Tatiana Sizonenko is an art historian, curator and educator. She received her Ph.D. in Renaissance art history, with a specialization in Venice and the Mediterranean world, from the Visual Arts Department at UC San Diego. Her dissertation examines instances of artistic exchange in the context of diplomacy and politics in the Mediterranean. Ms. Sizonenko’s research and teaching has been informed by her wide-ranging curatorial practice, and she serves currently as guest curator for the University Art Gallery at UC San Diego.

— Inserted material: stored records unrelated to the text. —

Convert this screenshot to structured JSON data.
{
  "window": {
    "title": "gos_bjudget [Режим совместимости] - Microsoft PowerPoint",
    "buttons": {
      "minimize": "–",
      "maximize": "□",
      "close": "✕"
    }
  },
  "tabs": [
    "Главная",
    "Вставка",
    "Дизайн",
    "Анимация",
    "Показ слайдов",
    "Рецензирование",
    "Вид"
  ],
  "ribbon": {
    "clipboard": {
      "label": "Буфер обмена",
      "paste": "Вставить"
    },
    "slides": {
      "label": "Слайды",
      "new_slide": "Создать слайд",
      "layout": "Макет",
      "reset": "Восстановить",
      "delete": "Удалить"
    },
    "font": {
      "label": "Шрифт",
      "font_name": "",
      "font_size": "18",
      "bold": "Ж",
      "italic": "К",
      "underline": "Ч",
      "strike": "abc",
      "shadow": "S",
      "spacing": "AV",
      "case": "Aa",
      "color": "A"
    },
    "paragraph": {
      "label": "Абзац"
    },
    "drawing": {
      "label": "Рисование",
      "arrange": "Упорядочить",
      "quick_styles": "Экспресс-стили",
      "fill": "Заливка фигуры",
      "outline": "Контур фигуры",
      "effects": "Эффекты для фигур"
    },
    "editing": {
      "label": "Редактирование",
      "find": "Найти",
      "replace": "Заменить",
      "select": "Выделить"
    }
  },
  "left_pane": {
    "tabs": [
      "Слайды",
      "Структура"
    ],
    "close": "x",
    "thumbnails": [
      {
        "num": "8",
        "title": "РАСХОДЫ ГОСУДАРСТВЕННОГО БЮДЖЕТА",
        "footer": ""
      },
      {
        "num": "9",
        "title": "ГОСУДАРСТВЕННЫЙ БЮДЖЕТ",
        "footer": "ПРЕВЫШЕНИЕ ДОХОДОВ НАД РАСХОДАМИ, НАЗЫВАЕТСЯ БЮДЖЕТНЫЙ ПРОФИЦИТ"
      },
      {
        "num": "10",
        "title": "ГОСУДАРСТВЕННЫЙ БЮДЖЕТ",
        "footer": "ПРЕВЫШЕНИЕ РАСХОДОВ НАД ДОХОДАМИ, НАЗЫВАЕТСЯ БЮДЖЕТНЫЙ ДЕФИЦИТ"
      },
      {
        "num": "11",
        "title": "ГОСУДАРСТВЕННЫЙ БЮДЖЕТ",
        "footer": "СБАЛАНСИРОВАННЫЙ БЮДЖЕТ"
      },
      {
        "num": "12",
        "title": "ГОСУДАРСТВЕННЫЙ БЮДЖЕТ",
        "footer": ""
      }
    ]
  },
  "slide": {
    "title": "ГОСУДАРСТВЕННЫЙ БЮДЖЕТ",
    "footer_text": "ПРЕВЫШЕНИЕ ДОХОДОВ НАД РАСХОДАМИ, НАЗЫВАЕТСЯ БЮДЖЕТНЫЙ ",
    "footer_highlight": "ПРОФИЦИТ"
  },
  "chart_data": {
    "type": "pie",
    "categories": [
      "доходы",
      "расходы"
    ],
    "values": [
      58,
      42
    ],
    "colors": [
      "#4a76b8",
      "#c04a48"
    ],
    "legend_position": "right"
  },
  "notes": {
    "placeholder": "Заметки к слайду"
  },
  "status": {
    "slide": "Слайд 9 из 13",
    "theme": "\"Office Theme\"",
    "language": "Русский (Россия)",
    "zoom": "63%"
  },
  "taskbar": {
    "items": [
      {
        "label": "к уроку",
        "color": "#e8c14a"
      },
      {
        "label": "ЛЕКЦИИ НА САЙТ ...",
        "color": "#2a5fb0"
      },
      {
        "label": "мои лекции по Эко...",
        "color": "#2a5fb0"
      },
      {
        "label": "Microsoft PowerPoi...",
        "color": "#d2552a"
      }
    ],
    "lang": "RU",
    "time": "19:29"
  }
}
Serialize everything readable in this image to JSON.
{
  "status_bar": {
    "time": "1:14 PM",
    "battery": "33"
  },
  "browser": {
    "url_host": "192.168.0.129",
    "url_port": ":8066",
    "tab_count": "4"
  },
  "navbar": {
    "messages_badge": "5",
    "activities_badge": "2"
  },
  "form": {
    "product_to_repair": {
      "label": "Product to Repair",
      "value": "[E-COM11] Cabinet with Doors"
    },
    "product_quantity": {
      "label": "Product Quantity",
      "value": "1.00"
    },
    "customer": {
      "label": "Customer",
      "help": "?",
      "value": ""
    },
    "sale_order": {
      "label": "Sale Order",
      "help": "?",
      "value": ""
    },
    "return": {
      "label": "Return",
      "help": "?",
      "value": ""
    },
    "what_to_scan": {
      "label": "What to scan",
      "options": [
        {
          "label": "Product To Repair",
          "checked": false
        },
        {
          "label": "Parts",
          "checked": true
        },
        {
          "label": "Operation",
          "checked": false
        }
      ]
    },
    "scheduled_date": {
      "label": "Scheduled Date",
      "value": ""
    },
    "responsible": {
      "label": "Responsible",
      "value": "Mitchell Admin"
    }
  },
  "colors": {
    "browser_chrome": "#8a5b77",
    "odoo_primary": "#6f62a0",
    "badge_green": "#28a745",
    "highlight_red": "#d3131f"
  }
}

Ms. Sizonenko has held positions as curatorial fellow at the Timken Museum of Art; curatorial fellow for the dean of the Division of Arts and Humanities at UC San Diego; curator of collections and special exhibitions at the Museum of Making Music in Carlsbad, CA; and guest curator at the La Jolla Historical Society in San Diego and at the Barrington Center for the Arts at Gordon College, MA. Before coming to the United States, she held the position of assistant curator in the Department of Medieval Art at the State Russian Museum in St. Petersburg, Russia. She has been the recipient of several fellowships including the Getty Foundation’s “Connecting Art Histories” Fellowship, the Timken Museum of Art Fellowship, the Dean of Art and Humanities Dissertation Research Fellowship from UC San Diego, the UC San Diego Visual Arts Department’s Funded Semester at Harvard University and Russia’s National Fellowship for Distinguished Scholarship in Art History.
In both university and museum settings, Ms. Sizonenko teaches courses on Western art, from ancient to contemporary, with a strong focus on the intended function of art objects in their respective historical settings and cultural contexts. Currently, she teaches “Introduction to Renaissance Art” at CSU Long Beach, “Pre-Twentieth Century Art” at CSU San Marcos, “Art Appreciation” at Grossmont College, as well as “Introduction to Art History” at UC San Diego Extension and Design Institute of San Diego.
"Art is a powerful expression of the human spirit, reflecting on and responding to what it means to be alive at a particular moment in time and culture. Art can inspire devotion, prompt social action, and even fuel a revolution, but, more important, it can encourage a conversation between people of different traditions, cultures, and ways of life. Art invites us to empathize with others and engage in discourse with ideas otherwise strange to ourselves. Art from the past holds clues to experiences and values that were important to those people so we can learn how they wanted to be remembered. I believe art teaches us openness, inclusiveness, and respect, and reveals something of ourselves in objects of beauty that delight us. Even subjects that trouble us often stimulate penetrating thoughts that invite us to reflect and take responsibility for our actions in this shared world. As an art historian, I am thrilled to introduce my students to the complexities of the history of art, to unique stories of masterpieces and their “surpluses” of meaning, and to the diversity of ever-changing artistic expression." – Tatiana Sizonenko